U of M may bar booze at all campus sporting eventsby Brian Bakst, Associated Press
St. Paul, Minn. (AP) — This fall's eagerly awaited return of University of Minnesota football to a campus stadium will feature nostalgia, pageantry and fresh air. But no beer.
University President Robert Bruininks will recommend Friday that regents ban alcohol from the new stadium after state lawmakers demanded that fans in the TCF Bank Stadium cheap seats get as much access to booze as those in the suites.
He is extending the no-alcohol policy to the hockey team's Mariucci Arena and the basketball team's Williams Arena. While alcohol isn't broadly sold in either, it has been available in suite and reception areas.
"We know people will drink before they get to our games. We're not naive," Bruininks told The Associated Press in an interview Thursday. "But we do think this is the best, most responsible way to manage our game days and to really make this a high-quality experience for our fans."
Lawmakers and Gov. Tim Pawlenty hemmed the university in by attaching conditions to a liquor license for the football stadium. They said the school could sell alcohol stadium-wide or not at all. They also blocked the university from serving free alcohol to fans in premium seating areas, such as luxury boxes and club rooms.
University officials opposed the conditions, saying stadium-wide sales would be out-of-step with on-campus stadiums in the Big Ten and send the wrong message to students about drinking. Lawmakers argued that limiting booze to people holding expensive tickets smacked of elitism.
The Gophers campus homecoming comes after 27 football seasons in the Metrodome.
The old campus stadium was torn down after the school shifted games to downtown Minneapolis in 1982. The novelty of the climate-controlled Metrodome wore off fast. Average attendance steadily slipped and fans began clamoring for a new home. Three years ago, state lawmakers authorized the $288 million, horseshoe shaped stadium with room for 50,000 fans.
The decision to go dry will be a change from collegiate games in the Dome, where fans could buy beer no matter where they sat.
"Bringing football back to the campus changes everything," Bruininks said. "This is an educational institution and it's not a professional sports venue. The change in venue here was critically important."
The decision could come at a price. Although the university's original plan would have made booze available to only 5 percent of stadium ticketholders, the offering made those pricier seats more attractive.
Online promotional materials for premium seating in the new stadium highlighted extra amenities.
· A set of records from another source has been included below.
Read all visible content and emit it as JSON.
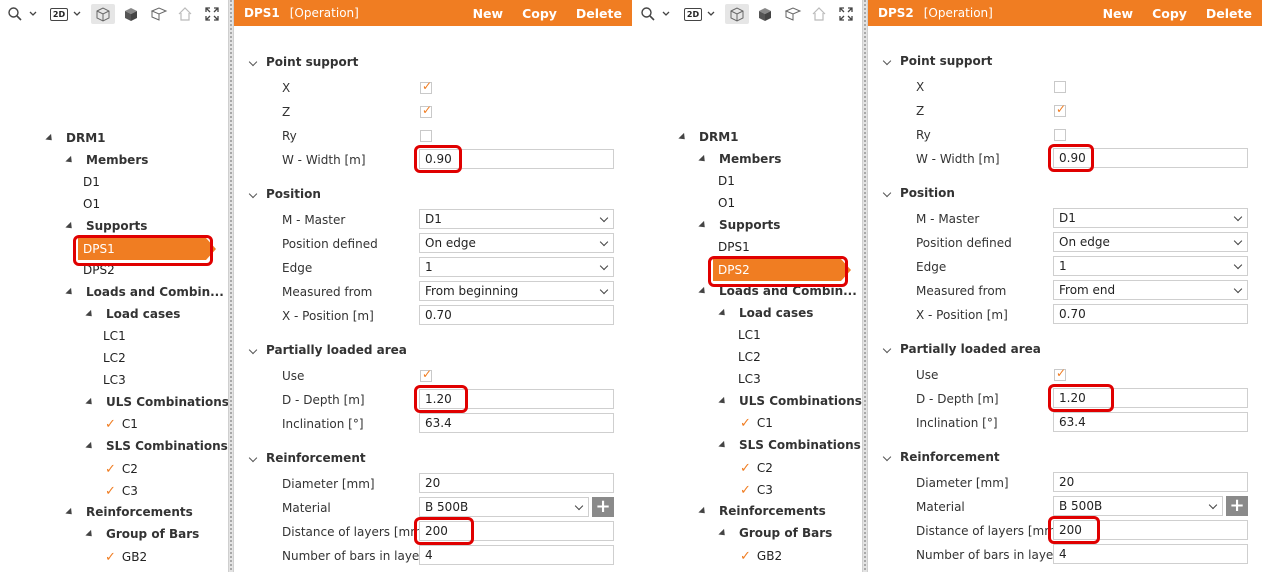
{
  "toolbar": {
    "view_2d_label": "2D"
  },
  "tree": {
    "root": "DRM1",
    "members_label": "Members",
    "members": [
      "D1",
      "O1"
    ],
    "supports_label": "Supports",
    "supports": [
      "DPS1",
      "DPS2"
    ],
    "loads_label": "Loads and Combin...",
    "load_cases_label": "Load cases",
    "load_cases": [
      "LC1",
      "LC2",
      "LC3"
    ],
    "uls_label": "ULS Combinations",
    "uls": [
      "C1"
    ],
    "sls_label": "SLS Combinations",
    "sls": [
      "C2",
      "C3"
    ],
    "reinforcements_label": "Reinforcements",
    "group_of_bars_label": "Group of Bars",
    "group_of_bars": [
      "GB2"
    ]
  },
  "labels": {
    "point_support": "Point support",
    "x": "X",
    "z": "Z",
    "ry": "Ry",
    "width": "W - Width [m]",
    "position": "Position",
    "master": "M - Master",
    "position_defined": "Position defined",
    "edge": "Edge",
    "measured_from": "Measured from",
    "x_position": "X - Position [m]",
    "partially_loaded_area": "Partially loaded area",
    "use": "Use",
    "depth": "D - Depth [m]",
    "inclination": "Inclination [°]",
    "reinforcement": "Reinforcement",
    "diameter": "Diameter [mm]",
    "material": "Material",
    "distance_of_layers": "Distance of layers [mm]",
    "number_of_bars": "Number of bars in layer"
  },
  "header_actions": {
    "new": "New",
    "copy": "Copy",
    "delete": "Delete"
  },
  "left": {
    "header": {
      "name": "DPS1",
      "type": "[Operation]"
    },
    "values": {
      "x_checked": true,
      "z_checked": true,
      "ry_checked": false,
      "width": "0.90",
      "master": "D1",
      "position_defined": "On edge",
      "edge": "1",
      "measured_from": "From beginning",
      "x_position": "0.70",
      "use_checked": true,
      "depth": "1.20",
      "inclination": "63.4",
      "diameter": "20",
      "material": "B 500B",
      "plus": "+",
      "distance_of_layers": "200",
      "number_of_bars": "4"
    }
  },
  "right": {
    "header": {
      "name": "DPS2",
      "type": "[Operation]"
    },
    "values": {
      "x_checked": false,
      "z_checked": true,
      "ry_checked": false,
      "width": "0.90",
      "master": "D1",
      "position_defined": "On edge",
      "edge": "1",
      "measured_from": "From end",
      "x_position": "0.70",
      "use_checked": true,
      "depth": "1.20",
      "inclination": "63.4",
      "diameter": "20",
      "material": "B 500B",
      "plus": "+",
      "distance_of_layers": "200",
      "number_of_bars": "4"
    }
  },
  "colors": {
    "accent": "#f07d22",
    "highlight": "#e00000"
  }
}
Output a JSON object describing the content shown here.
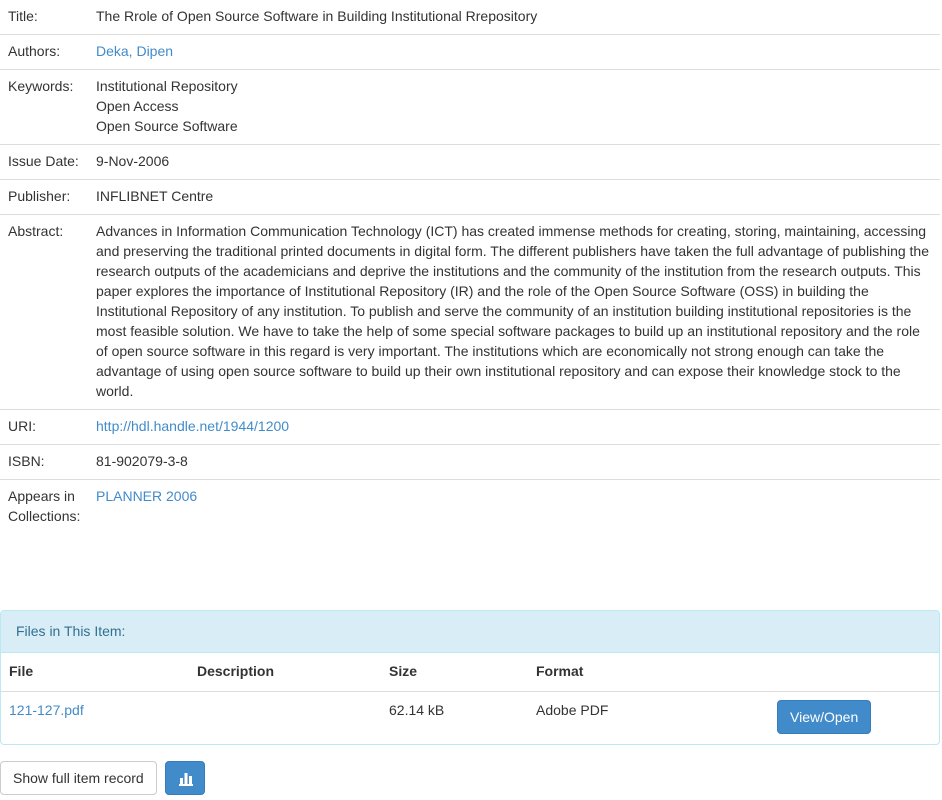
{
  "item": {
    "title_label": "Title:",
    "title": "The Rrole of Open Source Software in Building Institutional Rrepository",
    "authors_label": "Authors:",
    "author": "Deka, Dipen",
    "keywords_label": "Keywords:",
    "keywords": [
      "Institutional Repository",
      "Open Access",
      "Open Source Software"
    ],
    "issue_date_label": "Issue Date:",
    "issue_date": "9-Nov-2006",
    "publisher_label": "Publisher:",
    "publisher": "INFLIBNET Centre",
    "abstract_label": "Abstract:",
    "abstract": "Advances in Information Communication Technology (ICT) has created immense methods for creating, storing, maintaining, accessing and preserving the traditional printed documents in digital form. The different publishers have taken the full advantage of publishing the research outputs of the academicians and deprive the institutions and the community of the institution from the research outputs. This paper explores the importance of Institutional Repository (IR) and the role of the Open Source Software (OSS) in building the Institutional Repository of any institution. To publish and serve the community of an institution building institutional repositories is the most feasible solution. We have to take the help of some special software packages to build up an institutional repository and the role of open source software in this regard is very important. The institutions which are economically not strong enough can take the advantage of using open source software to build up their own institutional repository and can expose their knowledge stock to the world.",
    "uri_label": "URI:",
    "uri": "http://hdl.handle.net/1944/1200",
    "isbn_label": "ISBN:",
    "isbn": "81-902079-3-8",
    "collections_label": "Appears in Collections:",
    "collection": "PLANNER 2006"
  },
  "files": {
    "heading": "Files in This Item:",
    "columns": {
      "file": "File",
      "description": "Description",
      "size": "Size",
      "format": "Format"
    },
    "rows": [
      {
        "file": "121-127.pdf",
        "description": "",
        "size": "62.14 kB",
        "format": "Adobe PDF",
        "action": "View/Open"
      }
    ]
  },
  "actions": {
    "full_record": "Show full item record",
    "stats_icon": "bar-chart-icon"
  },
  "colors": {
    "link": "#428bca",
    "primary_button": "#428bca",
    "panel_heading_bg": "#d9edf7",
    "panel_heading_text": "#31708f"
  }
}
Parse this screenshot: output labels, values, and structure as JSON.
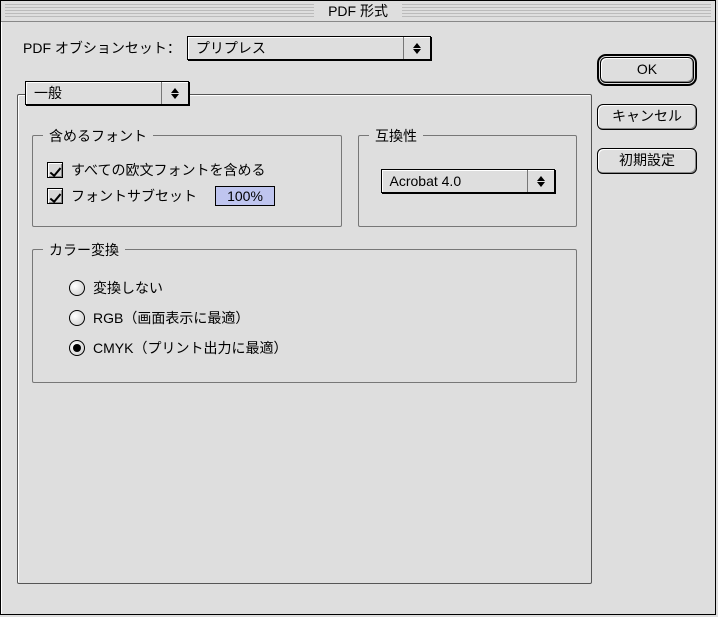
{
  "window": {
    "title": "PDF 形式"
  },
  "optset": {
    "label": "PDF オブションセット：",
    "value": "プリプレス"
  },
  "tabSelector": {
    "value": "一般"
  },
  "groups": {
    "fonts": {
      "legend": "含めるフォント",
      "includeAll": {
        "label": "すべての欧文フォントを含める",
        "checked": true
      },
      "subset": {
        "label": "フォントサブセット",
        "checked": true,
        "value": "100%"
      }
    },
    "compat": {
      "legend": "互換性",
      "value": "Acrobat 4.0"
    },
    "color": {
      "legend": "カラー変換",
      "options": [
        {
          "label": "変換しない",
          "selected": false
        },
        {
          "label": "RGB（画面表示に最適）",
          "selected": false
        },
        {
          "label": "CMYK（プリント出力に最適）",
          "selected": true
        }
      ]
    }
  },
  "buttons": {
    "ok": "OK",
    "cancel": "キャンセル",
    "defaults": "初期設定"
  }
}
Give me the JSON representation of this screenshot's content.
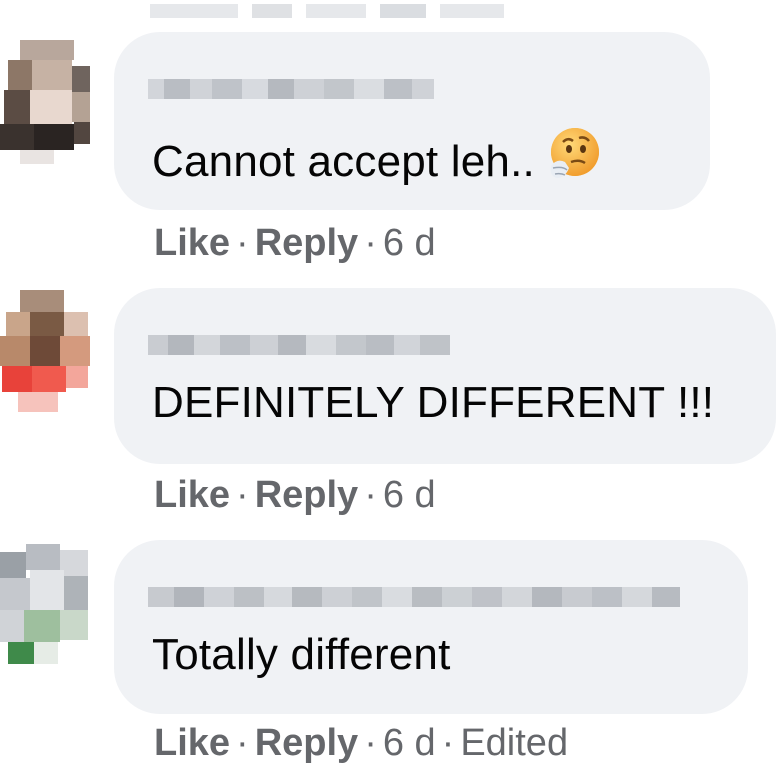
{
  "comments": [
    {
      "text": "Cannot accept leh..",
      "emoji": "thinking-face-emoji",
      "like_label": "Like",
      "reply_label": "Reply",
      "time": "6 d",
      "edited": ""
    },
    {
      "text": "DEFINITELY DIFFERENT !!!",
      "emoji": "",
      "like_label": "Like",
      "reply_label": "Reply",
      "time": "6 d",
      "edited": ""
    },
    {
      "text": "Totally different",
      "emoji": "",
      "like_label": "Like",
      "reply_label": "Reply",
      "time": "6 d",
      "edited": "Edited"
    }
  ],
  "colors": {
    "bubble": "#f0f2f5",
    "text": "#050505",
    "secondary": "#65676b"
  },
  "separator": "·"
}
Selling points for the 20,000-square foot DQ Club Room, for instance, are the "expansive lounge area with private bar and concessions" and an "expanded food and beverage menu."
Bruininks said the school plans to contact people and companies that already purchased premium seats and could offer them different incentives.
Minnesota officials said there are few campus football stadiums at large colleges where alcohol is available throughout the building. Syracuse University and the University of Cincinnati are among them.
Democratic Sen. Linda Scheid of Brooklyn Park disagrees with the university's decision. She said it could drive drinking underground and cause people to binge drink before coming to games.
"I assume people will bring flasks with them or they'll do something else if they're intent on drinking," said Scheid, chairwoman of the Senate Commerce Committee, which oversees liquor licenses. "When you suppress it, it's an artificial suppression. If people are going to abuse alcohol, they are going to do it."
William DeJong, a Boston University professor who studies college drinking, said the move by itself won't prevent alcohol smuggling but the school's new policy should reduce consumption.
"The general rule of thumb in dealing with alcohol is if you make things less convenient, if you make it harder for people to make bad decisions than fewer will make bad decisions," DeJong said. "It seems like a bizarre argument to me to allow sales in every part of the stadium because people just might bring it in anyway."
DeJong said other colleges have imposed random breath tests or other screening at the gate to discourage drinking before games.
By the time the Gophers host their first game Sept. 12, Bruininks said the university will have settled on a plan for keeping intoxicated people from entering the stadium and removing unruly fans who do get in.
Bruininks doesn't expect the Board of Regents to formally act on his alcohol-policy recommendation until June 24.
(Copyright 2009 by The Associated Press. All Rights Reserved.)